This is just a direct consequence of what we just said and is confirmed by the fact that the scripted non-apology post will usually contain some carefully written lines to look surprised, like "We didn't expect this" or even better "We didn't expect we (== you) would actually escalate to this".
You can see where this is going.
And a Tin Foil Hat one: the hidden agenda
By this point I have to admit that all so far gives a fairly bleak picture.
Thinking back at how Monica was picked out and slandered on a news site, thinking about how the company apologized for that only to do that again now, and looking at how users now even have to say that "actually they never promised to not slander user groups anymore, only individuals".
I can not reasonably avoid seeing some form of actual malice at work here: it is my blunt conclusion that none of these changes were actually made in the interest of improving the site content or the user experience.
What I see instead is a reiterated attempt at pleasing the stakeholders in the worst ways possible.
The Monica case was never resolved, and still today it looks like Monica was just a carefully picked scapegoat that the company decided to use to get some free advertisement in an attempt to present itself as caring for the rights of the LGBT+ community that not only backfired on them but also on the ones it was supposed to protect by further fueling rage and abuse.
Years later we now had to resort once again to a new moderation strike, and once again we see the company name-calling its mods to put the blame on them.
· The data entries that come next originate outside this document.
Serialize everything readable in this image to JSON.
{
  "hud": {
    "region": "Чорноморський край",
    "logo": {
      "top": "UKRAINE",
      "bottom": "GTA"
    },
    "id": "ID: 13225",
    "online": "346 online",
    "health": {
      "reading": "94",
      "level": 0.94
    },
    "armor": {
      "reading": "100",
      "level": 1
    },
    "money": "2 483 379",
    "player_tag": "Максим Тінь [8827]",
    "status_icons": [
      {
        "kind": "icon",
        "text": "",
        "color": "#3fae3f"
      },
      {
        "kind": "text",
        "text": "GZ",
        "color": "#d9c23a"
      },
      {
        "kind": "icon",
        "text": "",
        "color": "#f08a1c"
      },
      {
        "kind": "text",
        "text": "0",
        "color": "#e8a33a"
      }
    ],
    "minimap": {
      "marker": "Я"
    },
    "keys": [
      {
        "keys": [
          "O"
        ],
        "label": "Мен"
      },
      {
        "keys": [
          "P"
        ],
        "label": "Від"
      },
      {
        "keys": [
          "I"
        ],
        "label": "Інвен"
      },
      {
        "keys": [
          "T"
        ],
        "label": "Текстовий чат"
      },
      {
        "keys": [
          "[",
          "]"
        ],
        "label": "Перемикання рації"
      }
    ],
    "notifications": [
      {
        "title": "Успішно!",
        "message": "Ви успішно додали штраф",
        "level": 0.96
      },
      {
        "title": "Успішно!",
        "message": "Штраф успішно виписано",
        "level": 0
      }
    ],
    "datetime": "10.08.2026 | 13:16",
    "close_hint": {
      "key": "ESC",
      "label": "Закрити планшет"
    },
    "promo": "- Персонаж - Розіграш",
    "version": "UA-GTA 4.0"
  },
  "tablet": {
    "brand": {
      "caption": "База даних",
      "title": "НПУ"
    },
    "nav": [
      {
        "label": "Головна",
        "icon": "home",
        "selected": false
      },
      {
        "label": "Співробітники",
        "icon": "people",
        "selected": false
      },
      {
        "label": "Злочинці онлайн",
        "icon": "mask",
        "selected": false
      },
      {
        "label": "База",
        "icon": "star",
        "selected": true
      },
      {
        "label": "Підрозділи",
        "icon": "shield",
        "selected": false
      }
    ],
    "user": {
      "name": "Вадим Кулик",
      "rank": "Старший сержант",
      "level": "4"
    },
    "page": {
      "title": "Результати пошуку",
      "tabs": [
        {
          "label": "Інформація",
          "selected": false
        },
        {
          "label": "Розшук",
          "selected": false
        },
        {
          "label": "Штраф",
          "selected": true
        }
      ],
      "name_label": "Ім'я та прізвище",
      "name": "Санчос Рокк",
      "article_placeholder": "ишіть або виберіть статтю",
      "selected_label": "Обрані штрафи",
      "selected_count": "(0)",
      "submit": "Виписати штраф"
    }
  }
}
Once again we see them post multiple inaccurate representations of mods' actions on the Internet to shame them and circulate the message that "The company is improving even if some (bad) mods are trying to fight back". And I admit that I went as far as to expect someone to be used as the scapegoat again to be the new Monica.
Sadly, I don't think that I am just hallucinating things as the feeling that these actions are part of a hidden agenda that not only is willing to go against the users for the sake of profit but is also quite open to publicly shame and even sacrifice them, seems to be quite a shared sentiment nowadays based on the comments I read on the site. Promises are usually made to stop the fighting but personally I find it rather unclear whether those are actual concession the company had to make, or just planned eye-candy, smoke and mirrors, used to make the userbase yield and accept the "better than nothing" resolution.
Also it is not unusual for the company to hide themselves behind grammatical technicalities worth of the "Evil Overlord" manual: after all, after the Monica scandal they just promised to never again slander an individual on the Internet, so slandering all the moderators is fine, right?
Over the course of the last years, the company has made their moves to show off how nice they are, how they care about defending others, how they work on social issues. Things like the Be Nice policy, revising how new users are guided in their first steps... all great things. On paper.
Yet, in the current scenario I can't see them as anything other than empty actions that didn't actually come from the heart but just from a need to "show off", to get media to talk about how Stack is doing the right thing, to win more users -> more ads views -> more money.
At the same time the userbase is portrayed as the enemy, whose toxicity causes nightmares, and who makes newcomers feel unwanted and leave.
I'll ask you a question...
Have you ever thought about the nightmares Monica probably had? Ever considered the users that went off the site after each of these scandals to never return? Ever listened to the mods asking you to not be toxic to them?
Once again, I ask you to stop and reconsider. You can work with the users and you can choose to make actual improvements together. The media awareness that you are "good" needs to be an effect of your good actions, not the target that you have to reach by any means by faking things — then happy users will suggest your site to their friends. Currently, the only thing I can suggest is to never get involved with an actual account here.
You probably still have time. But I fear that the candle is reaching its end.